Euronews is no longer accessible on Internet Explorer. This browser is not updated by Microsoft and does not support the last technical evolutions. We encourage you to use another browser, such as Edge, Safari, Google Chrome or Mozilla Firefox.
BREAKING NEWS

More than 160 people killed for defending the environment: campaign group

 Comments
More than 160 people killed for defending the environment: campaign group
Copyright
REUTERS
Euronews logo
Text size Aa Aa

Aluisio Sampaio Dos Santos in Brazil, Nixon Mutis in Colombia, Agudo Quillio in the Philippines, Rahmat Hakiminia in Iran.

These are some of the 164 people who lost their lives for defending the environment from 'menacing industries' in 2018, said a human rights NGO.

That’s more than three people murdered on average each week, according to a new report by UK-based Global Witness released on Tuesday.

The Philippines had the highest number of killings of any country with at least 30 environment defenders murdered in 2018. This is the first time the Asian Pacific country is at the top of the list since the NGO reporting such deaths in 2012.

Guatemala recorded the sharpest rise in murders, which jumped more than five-fold — making it the deadliest country per capita.

Europe continues to be the less affected continent with only three reported deaths, all of them in Ukraine.

Increase in killings related to conflicts over water

In the 19 countries surveyed, mining was linked to 43 deaths.
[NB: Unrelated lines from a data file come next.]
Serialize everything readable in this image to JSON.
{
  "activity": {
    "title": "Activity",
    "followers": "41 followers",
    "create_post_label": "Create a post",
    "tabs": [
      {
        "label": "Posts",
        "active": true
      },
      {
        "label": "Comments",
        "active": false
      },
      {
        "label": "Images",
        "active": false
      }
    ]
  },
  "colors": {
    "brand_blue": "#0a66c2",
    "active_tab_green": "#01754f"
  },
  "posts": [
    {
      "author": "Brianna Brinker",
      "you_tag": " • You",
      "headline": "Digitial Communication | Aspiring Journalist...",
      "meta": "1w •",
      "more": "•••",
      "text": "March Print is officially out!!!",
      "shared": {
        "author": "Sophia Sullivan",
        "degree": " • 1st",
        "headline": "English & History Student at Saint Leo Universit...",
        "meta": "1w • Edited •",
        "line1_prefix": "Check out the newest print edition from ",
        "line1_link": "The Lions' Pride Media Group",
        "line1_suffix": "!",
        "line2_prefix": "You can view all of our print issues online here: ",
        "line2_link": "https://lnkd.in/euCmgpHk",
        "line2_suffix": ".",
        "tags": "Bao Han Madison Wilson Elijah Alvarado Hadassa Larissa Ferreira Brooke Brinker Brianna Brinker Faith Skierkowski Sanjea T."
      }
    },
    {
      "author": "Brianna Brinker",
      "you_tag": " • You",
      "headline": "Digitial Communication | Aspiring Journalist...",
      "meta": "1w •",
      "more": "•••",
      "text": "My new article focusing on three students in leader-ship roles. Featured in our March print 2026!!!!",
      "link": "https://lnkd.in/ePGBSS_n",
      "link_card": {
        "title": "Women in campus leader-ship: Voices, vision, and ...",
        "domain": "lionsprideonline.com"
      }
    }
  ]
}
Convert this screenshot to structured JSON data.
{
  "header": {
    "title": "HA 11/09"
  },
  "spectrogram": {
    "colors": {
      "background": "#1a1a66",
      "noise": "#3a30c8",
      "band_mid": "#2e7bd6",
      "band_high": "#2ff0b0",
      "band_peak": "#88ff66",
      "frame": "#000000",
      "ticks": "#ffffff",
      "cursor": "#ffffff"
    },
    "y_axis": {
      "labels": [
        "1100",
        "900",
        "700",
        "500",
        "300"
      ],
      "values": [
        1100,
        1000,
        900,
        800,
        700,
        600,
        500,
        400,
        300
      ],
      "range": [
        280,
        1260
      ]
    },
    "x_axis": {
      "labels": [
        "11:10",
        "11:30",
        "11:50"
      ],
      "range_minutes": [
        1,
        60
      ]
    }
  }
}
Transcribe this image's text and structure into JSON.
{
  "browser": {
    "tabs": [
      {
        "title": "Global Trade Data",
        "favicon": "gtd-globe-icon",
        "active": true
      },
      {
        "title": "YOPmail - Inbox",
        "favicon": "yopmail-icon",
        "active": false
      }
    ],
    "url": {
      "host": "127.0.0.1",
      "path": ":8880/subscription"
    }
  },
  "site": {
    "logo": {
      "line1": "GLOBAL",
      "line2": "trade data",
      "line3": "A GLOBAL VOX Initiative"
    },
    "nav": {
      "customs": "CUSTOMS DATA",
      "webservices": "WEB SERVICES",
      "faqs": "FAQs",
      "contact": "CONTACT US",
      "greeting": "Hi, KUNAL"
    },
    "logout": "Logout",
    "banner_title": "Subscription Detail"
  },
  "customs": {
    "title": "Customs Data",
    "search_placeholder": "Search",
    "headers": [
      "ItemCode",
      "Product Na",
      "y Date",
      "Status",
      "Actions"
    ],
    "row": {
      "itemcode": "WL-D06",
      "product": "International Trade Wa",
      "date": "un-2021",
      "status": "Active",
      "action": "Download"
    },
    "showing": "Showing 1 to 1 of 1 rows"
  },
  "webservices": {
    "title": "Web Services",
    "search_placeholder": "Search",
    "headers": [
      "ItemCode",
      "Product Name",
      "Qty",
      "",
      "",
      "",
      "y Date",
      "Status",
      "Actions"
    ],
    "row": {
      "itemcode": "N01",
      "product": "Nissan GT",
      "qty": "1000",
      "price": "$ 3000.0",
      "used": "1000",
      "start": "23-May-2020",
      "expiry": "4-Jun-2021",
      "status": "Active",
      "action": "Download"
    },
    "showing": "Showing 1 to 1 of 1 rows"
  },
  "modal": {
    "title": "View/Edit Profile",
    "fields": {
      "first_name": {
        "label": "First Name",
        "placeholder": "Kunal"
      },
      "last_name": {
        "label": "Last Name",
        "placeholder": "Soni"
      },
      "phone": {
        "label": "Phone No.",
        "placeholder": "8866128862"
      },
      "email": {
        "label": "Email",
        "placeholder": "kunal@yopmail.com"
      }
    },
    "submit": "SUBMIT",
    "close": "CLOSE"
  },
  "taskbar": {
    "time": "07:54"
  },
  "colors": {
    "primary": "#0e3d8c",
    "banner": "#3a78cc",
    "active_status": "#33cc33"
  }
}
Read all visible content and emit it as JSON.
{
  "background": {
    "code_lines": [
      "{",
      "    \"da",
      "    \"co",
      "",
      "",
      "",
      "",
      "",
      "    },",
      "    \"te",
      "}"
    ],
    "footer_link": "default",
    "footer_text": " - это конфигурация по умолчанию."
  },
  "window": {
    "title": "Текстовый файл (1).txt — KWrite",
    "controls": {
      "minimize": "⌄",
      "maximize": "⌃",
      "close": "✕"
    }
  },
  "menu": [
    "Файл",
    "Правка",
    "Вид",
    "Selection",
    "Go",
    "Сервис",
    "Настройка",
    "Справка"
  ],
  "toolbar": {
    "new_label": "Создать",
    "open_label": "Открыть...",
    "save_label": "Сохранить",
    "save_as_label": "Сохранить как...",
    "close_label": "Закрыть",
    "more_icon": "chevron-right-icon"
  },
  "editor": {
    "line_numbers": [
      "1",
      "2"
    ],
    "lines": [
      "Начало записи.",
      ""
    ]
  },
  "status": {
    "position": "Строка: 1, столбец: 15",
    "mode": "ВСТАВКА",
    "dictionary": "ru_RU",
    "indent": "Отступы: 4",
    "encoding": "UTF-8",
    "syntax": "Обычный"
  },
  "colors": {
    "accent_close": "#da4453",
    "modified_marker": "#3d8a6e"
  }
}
Attacks in the agribusiness sector were the second cause of death (21 murders). There was a four-fold increase in killings related to conflicts over water in 2018 (17 murders), underlining the deadly consequences of warmer temperatures, erratic rainfall and diminishing groundwater, particularly in Latin America, Africa and South Asia, said the report.

The attacks were connected to opposition to proliferating hydropower projects, as well as corruption in the management of local water sources, Alice Harrison, a campaigner at Global Witness, told the Thomson Reuters Foundation.

"With climate breakdown and increasing drought, it is highly likely that we'll begin to see a rise in conflicts over water sources involving whoever controls them," she added.

Duterte's reign of terror

Harrison pointed out that much of the persecution of land defenders was driven by the demand for land and raw materials found in everyday products, "from food to mobile phones, to jewellery".

"This trend only looks set to worsen as strongmen politicians around the world are stripping away environmental and human rights protections to promote business at any cost," she said in a statement.

Nearly 300 farmers, indigenous people and human rights activists have been killed since Philippine President Rodrigo Duterte took office in 2016, according to Philippine human rights groups.

“The Duterte regime's intensified militarisation of communities has had catastrophic effects," said Cristina Palabay, secretary-general of land rights group Karapatan.

"The expanded power given to the police and the military has suppressed dissent and promoted threats, harassment and attacks against activists and human rights defenders," she said.

Intimidation of environmental defenders on the rise

While there were fewer deaths reported than in 2017 (207 in 2017) Global Witness also recorded the increasing use of lawsuits, arrests, and death threats to intimidate activists even in developed countries.

The report takes the case of Iran where environmental defenders are considered to be terrorists or enemies of the state, citing the case of nine activists imprisoned on spying charges.

Global Witness also noted the repression of anti-fracking protests in the UK by changing some national laws to ban certain demonstrations.

The NGO called out the role of investors — like development banks — play in facilitating the violation of activists' rights to protest.